5. Hall of Nations, Pragati Maidan | Iconic Structures
Architect: Raj Rewal, 1972.
Sometimes death tells you the importance of life.
If these stand true to us humans, it does so for buildings as well!
On April 24th, 2017; Delhi’s, as well as India’s architectural community, reacted in shock and revolt to the news that the “Hall of Nations” had been demolished. Probably the world’s first and largest-span space-frame structure built by using reinforced concrete. The demolition met widespread condemnation and revolt by architects and historians alike. This, however, sparked the rebirth of love for brutalist architecture. And just as they say, “sometimes, something happens for a reason”.
6. NCDC Building
Architect: Kuldip Singh, 1980
Some identify it with brutalism, others recall the Madurai Meenakshi temple while passing over, and ‘the legendary Delhi auto-wallahs’ know it as the pyjama building; because that’s what the building shape reflects. Two zig-zag concrete wings reaching the top, with a central corridor that ties the wings and service core together.
“The building carries itself visually and structurally”, says the designer Kuldip Singh.
7. Tibet House
Architect: Shiv Nath Prasad, 1974.
Founded at the request of His Holiness the Dalai Lama for cultural preservation of Tibet‘s ancient traditions of philosophy, mind, science & art. It is an almost square box raised on a relatively smaller base, with no added ornamentations; clean and elegant.
Wonder why the brutalist movement faced harsh criticism from the early 21st century; maybe we started wanting fancy from our buildings, what a loss!

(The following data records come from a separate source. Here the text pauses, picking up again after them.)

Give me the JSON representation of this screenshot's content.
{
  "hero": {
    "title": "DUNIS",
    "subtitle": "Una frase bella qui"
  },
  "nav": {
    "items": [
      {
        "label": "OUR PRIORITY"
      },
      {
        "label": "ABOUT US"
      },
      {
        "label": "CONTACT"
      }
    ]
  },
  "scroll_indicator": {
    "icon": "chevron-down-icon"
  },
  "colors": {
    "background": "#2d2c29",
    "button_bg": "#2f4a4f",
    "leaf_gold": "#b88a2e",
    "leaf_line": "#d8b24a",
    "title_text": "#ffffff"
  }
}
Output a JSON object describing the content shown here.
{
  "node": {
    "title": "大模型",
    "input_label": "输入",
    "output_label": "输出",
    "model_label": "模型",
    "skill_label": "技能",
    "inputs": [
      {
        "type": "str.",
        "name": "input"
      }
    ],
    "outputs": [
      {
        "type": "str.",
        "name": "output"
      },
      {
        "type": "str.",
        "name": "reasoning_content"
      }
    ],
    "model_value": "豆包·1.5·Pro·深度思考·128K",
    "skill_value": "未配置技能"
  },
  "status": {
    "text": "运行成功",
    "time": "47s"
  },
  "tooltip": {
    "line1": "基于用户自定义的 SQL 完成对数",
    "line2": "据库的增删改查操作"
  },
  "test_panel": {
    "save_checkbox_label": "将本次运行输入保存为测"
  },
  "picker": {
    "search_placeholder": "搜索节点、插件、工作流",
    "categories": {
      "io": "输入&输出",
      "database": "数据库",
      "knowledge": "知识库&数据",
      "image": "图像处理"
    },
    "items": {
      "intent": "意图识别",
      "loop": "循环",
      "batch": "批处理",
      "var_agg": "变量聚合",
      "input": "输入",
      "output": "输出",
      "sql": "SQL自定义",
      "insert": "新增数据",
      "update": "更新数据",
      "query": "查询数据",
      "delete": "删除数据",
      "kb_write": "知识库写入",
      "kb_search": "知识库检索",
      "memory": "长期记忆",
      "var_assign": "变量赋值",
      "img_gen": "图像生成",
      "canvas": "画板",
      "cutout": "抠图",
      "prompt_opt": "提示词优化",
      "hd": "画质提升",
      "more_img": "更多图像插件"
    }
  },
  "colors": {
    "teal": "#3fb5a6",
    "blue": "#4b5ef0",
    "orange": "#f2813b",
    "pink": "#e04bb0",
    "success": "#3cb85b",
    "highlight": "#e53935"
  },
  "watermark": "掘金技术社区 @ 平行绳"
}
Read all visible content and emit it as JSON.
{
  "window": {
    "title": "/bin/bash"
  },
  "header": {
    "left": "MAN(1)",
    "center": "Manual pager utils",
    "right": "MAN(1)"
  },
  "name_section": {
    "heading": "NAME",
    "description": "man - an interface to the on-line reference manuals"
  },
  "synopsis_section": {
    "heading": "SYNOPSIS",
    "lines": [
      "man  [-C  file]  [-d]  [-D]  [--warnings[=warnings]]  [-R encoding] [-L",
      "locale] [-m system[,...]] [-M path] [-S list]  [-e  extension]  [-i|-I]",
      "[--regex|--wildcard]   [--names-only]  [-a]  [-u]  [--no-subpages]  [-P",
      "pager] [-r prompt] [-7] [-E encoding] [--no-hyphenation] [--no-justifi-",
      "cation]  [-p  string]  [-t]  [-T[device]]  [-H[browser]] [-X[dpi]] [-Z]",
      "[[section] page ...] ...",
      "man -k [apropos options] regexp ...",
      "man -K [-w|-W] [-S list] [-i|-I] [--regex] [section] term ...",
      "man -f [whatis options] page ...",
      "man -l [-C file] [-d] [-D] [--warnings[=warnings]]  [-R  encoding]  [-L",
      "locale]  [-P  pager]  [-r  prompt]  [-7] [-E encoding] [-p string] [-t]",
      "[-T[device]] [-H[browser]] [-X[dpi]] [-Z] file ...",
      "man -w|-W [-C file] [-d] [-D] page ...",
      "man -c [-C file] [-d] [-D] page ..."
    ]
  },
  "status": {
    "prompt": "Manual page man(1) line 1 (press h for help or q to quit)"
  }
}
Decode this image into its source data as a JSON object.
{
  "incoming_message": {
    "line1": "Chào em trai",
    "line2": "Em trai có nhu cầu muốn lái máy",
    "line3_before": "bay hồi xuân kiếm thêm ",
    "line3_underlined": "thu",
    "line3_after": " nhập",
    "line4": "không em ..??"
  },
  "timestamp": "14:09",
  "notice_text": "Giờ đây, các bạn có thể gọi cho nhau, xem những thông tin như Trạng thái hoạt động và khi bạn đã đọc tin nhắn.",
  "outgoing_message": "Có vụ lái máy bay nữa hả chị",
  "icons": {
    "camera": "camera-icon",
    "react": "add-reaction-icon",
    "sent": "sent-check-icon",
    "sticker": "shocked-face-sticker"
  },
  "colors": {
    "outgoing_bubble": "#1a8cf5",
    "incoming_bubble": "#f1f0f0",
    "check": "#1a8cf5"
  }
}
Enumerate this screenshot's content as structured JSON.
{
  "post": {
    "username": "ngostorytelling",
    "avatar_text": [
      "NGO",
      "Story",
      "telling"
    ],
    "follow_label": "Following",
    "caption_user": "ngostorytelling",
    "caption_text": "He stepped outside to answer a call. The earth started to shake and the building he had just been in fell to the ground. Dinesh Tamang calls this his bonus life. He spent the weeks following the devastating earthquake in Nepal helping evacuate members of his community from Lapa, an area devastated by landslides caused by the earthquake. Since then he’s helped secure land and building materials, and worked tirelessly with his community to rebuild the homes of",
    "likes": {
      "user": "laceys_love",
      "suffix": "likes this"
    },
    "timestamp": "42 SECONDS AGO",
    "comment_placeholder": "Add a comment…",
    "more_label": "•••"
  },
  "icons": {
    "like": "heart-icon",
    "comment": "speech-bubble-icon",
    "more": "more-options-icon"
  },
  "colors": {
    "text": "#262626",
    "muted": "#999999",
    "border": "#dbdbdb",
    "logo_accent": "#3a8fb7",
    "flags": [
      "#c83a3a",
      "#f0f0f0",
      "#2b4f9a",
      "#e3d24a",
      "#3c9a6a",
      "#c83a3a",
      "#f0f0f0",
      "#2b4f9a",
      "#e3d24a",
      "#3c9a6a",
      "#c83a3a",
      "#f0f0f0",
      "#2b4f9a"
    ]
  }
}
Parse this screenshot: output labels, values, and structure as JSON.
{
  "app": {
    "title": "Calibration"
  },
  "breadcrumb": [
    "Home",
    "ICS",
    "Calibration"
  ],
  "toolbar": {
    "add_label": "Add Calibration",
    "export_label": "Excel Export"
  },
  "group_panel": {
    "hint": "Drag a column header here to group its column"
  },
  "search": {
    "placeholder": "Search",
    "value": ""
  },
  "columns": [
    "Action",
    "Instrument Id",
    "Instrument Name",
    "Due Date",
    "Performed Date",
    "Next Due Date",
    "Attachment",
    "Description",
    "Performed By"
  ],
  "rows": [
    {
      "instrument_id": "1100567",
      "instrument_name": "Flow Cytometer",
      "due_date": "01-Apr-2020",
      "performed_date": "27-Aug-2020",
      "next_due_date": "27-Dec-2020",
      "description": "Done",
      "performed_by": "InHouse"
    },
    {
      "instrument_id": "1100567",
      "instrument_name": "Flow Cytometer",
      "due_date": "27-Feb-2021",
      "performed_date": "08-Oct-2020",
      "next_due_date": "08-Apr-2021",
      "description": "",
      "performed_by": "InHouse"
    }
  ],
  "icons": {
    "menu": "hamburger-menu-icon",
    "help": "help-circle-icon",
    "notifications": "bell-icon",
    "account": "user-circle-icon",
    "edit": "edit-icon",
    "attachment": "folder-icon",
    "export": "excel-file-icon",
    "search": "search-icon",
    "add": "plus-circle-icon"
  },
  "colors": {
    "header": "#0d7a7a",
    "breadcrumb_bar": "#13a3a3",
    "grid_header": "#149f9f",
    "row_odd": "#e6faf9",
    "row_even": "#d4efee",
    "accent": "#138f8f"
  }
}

8. NDMC Palika Kendra | Brutalist Architects
Architect: Kuldip Singh, 1983.
A counterpart reflection of the NCDC building; this one is the later example of an exposed concrete structure, as both being designed by the same architect.
An expressive concrete structure with a curved base, the NCDC building, adds up to the list of brutalist structures in Delhi that have been an integral part of the memories of every Delhiite who witnessed the post-independence period with uttermost love and affection for its new nation.
Another unifying thread between quite a few of these buildings, including Akbar Hotel, Shri Ram Centre, and the Hall of Nations, is the structural engineer associated with all of them: Mahendra Raj, also deserves the credit for the designs of these memorials.
9. Chanakya Cinema Hall | Brutalist Architecture
Architect: P. N. Mathur, 1970.
The iconic cinema house that remained to be the heart-throb of almost every youth of Delhi in the 1980s and ’90s isn’t really there anymore!
The cinema hall proudly displayed its structural components on its skin, with the exterior following the shape of the auditorium inside. Today, ‘Chanakya Mall’ stands on the soils of the land filled with ruins of the iconic cinema hall.
Heart-breaking right; can’t help, the world isn’t a fair place anymore!
10. National Dairy Development Board | Iconic Structures
Architect: Achyut Kanvinde, 1978.
It can’t go any more brutal and beautiful than this! Designed by yet another inspirational architect of India, the NDDB building breaks all the orthodox beautification ideas by merely using colossal concrete blocks to express the emotions of the structure.
Whatever the reason may be for the decline of brutalist architecture. If it is difficult to voice the beauty of a building with ornamentation and use of different materials; it is way more difficult to express that in the brutalist style.
I pardon, we should all give it a try least for one of our designs!